◆ Activity: From the entries, copy each line that includes "Default".

Page and application data records:
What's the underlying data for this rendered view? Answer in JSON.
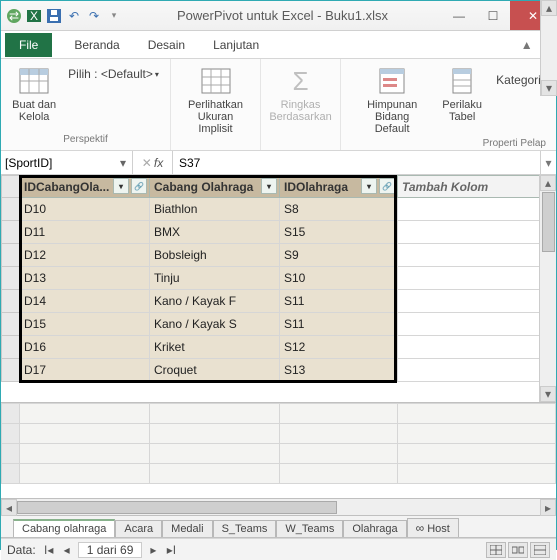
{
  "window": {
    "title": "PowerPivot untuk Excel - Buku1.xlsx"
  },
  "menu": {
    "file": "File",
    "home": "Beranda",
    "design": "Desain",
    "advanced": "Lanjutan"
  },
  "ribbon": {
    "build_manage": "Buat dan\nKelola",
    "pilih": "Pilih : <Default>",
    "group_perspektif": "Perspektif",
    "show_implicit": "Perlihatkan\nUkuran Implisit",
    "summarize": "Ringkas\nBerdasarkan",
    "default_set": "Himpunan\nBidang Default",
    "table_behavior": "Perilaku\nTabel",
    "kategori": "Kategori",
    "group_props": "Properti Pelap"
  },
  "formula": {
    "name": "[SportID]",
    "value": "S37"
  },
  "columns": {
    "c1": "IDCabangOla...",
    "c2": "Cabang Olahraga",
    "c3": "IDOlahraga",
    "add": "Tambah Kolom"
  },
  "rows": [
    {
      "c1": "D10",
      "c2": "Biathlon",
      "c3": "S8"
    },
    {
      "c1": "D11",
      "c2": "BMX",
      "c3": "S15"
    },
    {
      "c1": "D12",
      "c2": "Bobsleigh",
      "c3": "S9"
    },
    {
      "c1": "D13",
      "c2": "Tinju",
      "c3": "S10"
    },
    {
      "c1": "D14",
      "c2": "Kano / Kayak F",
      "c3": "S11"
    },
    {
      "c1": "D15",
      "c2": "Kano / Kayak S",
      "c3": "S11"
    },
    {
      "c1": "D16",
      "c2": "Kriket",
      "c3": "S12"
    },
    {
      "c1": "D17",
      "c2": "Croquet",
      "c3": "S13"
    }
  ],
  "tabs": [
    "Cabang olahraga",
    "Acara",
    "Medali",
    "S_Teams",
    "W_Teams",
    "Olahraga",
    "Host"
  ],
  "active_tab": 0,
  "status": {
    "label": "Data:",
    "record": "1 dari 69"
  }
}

◆ Written solution:
    "pilih": "Pilih : <Default>",
    "default_set": "Himpunan\nBidang Default",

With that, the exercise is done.